Talk about a clever concept! The Periodic Table of Cocktails is just that, an extremely well-organized and thought out chart of cocktails. It's not just a book of recipes for your favorite cocktails (although it does have recipes for all these fabulous drinks), it's a way to look at cocktail drinking and crafting that gives you so many more options.
Like I said, there are more than 100 recipes for traditional and newer cocktails, with background information, history, ingredient lists, and methods for each. There is also a list of bartender's equipment (along with a list of home kitchen equivalents), and a glossary of terms, detailed index, and reading suggestions for anyone who wants to learn more. But you can find all that in any cocktail cookbook. It's the genius periodic table that takes this book to the next level.
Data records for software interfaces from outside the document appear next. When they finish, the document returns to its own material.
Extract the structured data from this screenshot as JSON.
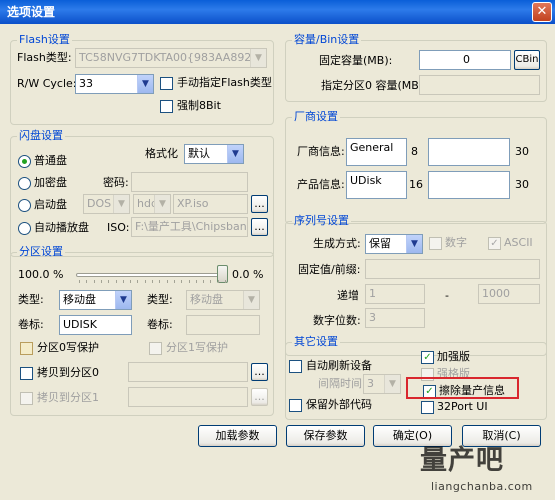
{
  "window": {
    "title": "选项设置",
    "close_icon": "close-icon"
  },
  "flash": {
    "legend": "Flash设置",
    "type_label": "Flash类型:",
    "type_value": "TC58NVG7TDKTA00{983AA8927650}",
    "rw_label": "R/W Cycle:",
    "rw_value": "33",
    "manual_label": "手动指定Flash类型",
    "force8_label": "强制8Bit"
  },
  "disk": {
    "legend": "闪盘设置",
    "format_label": "格式化",
    "format_value": "默认",
    "password_label": "密码:",
    "iso_label": "ISO:",
    "iso_path": "F:\\量产工具\\Chipsbank\\C",
    "modes": [
      {
        "label": "普通盘",
        "checked": true
      },
      {
        "label": "加密盘",
        "checked": false
      },
      {
        "label": "启动盘",
        "checked": false
      },
      {
        "label": "自动播放盘",
        "checked": false
      }
    ],
    "boot_os": "DOS",
    "boot_media": "hdd",
    "boot_image": "XP.iso",
    "browse": "..."
  },
  "partition": {
    "legend": "分区设置",
    "left_percent": "100.0 %",
    "right_percent": "0.0 %",
    "split_fraction": 1.0,
    "type_label_1": "类型:",
    "type_value_1": "移动盘",
    "type_label_2": "类型:",
    "type_value_2": "移动盘",
    "volume_label_1": "卷标:",
    "volume_value_1": "UDISK",
    "volume_label_2": "卷标:",
    "wp0_label": "分区0写保护",
    "wp1_label": "分区1写保护",
    "copy0_label": "拷贝到分区0",
    "copy1_label": "拷贝到分区1",
    "browse": "..."
  },
  "capacity": {
    "legend": "容量/Bin设置",
    "fixed_label": "固定容量(MB):",
    "fixed_value": "0",
    "cbin_label": "CBin",
    "fixed_part0_label": "指定分区0 容量(MB):"
  },
  "vendor": {
    "legend": "厂商设置",
    "vendor_label": "厂商信息:",
    "vendor_value": "General",
    "vendor_len": "8",
    "vendor_max": "30",
    "product_label": "产品信息:",
    "product_value": "UDisk",
    "product_len": "16",
    "product_max": "30"
  },
  "serial": {
    "legend": "序列号设置",
    "gen_label": "生成方式:",
    "gen_value": "保留",
    "digit_label": "数字",
    "ascii_label": "ASCII",
    "prefix_label": "固定值/前缀:",
    "step_label": "递增",
    "step_from": "1",
    "dash": "-",
    "step_to": "1000",
    "digits_label": "数字位数:",
    "digits_value": "3"
  },
  "other": {
    "legend": "其它设置",
    "auto_refresh_label": "自动刷新设备",
    "interval_label": "间隔时间",
    "interval_value": "3",
    "keep_code_label": "保留外部代码",
    "enhanced_label": "加强版",
    "strong_label": "强格版",
    "erase_label": "擦除量产信息",
    "port32_label": "32Port UI"
  },
  "buttons": {
    "load": "加载参数",
    "save": "保存参数",
    "ok": "确定(O)",
    "cancel": "取消(C)"
  },
  "watermark": {
    "cn": "量产吧",
    "url": "liangchanba.com"
  },
  "colors": {
    "title_bar": "#0b56d4",
    "legend_text": "#0046d5",
    "check_mark": "#21a121",
    "highlight": "#d9272e"
  }
}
Imagine a chart of cocktails with different types of alcohol going down the rows and types of cocktails going across the columns. The rows: aperitifs, vermouth, vodka, gin, white rum, tequila, cognac, dark/gold rum, bourbon, and whiskey; with special rows for cocktails that include absinthe, that include beer, and that include overproofed alcohols. The columns: Martinis and Up; Daisies/Sours/Citrus Fresh; Fruity and Tropical; Highballs, Swizzles, and Muddled; Collins, Spritzes, and Fizzes; Snappers; and Coconut, Cream, and Egg.
Is it making your head spin? It took me a few minutes too. Let me show you how it works. Let's talk white rum. In the Martini and Up column, you'll see El Presidente. In the Daisies/Sours/Fresh Citrus columns, you'll see Daiquiri, Maid in Cuba, Between the Sheets, and Hemingway Daiquiri (this is the most popular style of cocktails; most of the drink recipes are in the chapters for this style). In the Fruity and Tropical column is the Hurricane. For Highballs, Swizzles, and Muddled, you'll see the Mojito. In Collins, Spritzes, and Fizzes, you get the Cuba Libre. For Snappers, the Cubanita. And if you like getting caught in the rain, in the Coconut, Cream, and Egg column is the Pina Colada.
So here's the idea. You like a good Mojito? You should try the drinks around it too. Try the Hurricane or the Cuba Libre. Or you can also go up and try a Bramble (made with gin) or down and try the El Diablo, with tequila. This makes it so easy to see at a glance what cocktail to try next. There are so many options in this periodic table, and they are presented in a clear and fascinating way.
Author Emma Stokes knows her stuff too. Not only has she spent over 10 years making cocktails in London, Leeds, and Newcastle, she also spent a little time in Geneva, working at CERN, so you know she knows what she's doing with a periodic table.
Check out The Periodic Table of Cocktails before your next night of drinking or tending your home bar to raise your game to a truly impressive level. Or if cocktails aren't your thing, check out The Periodic Table of Wine, also available and offering a wealth of information for anyone wanting a visual chart of wine information to drink in (see what I did there?). Cheers!
Galleys for The Periodic Table of Cocktails were provided by the publisher through NetGalley.com.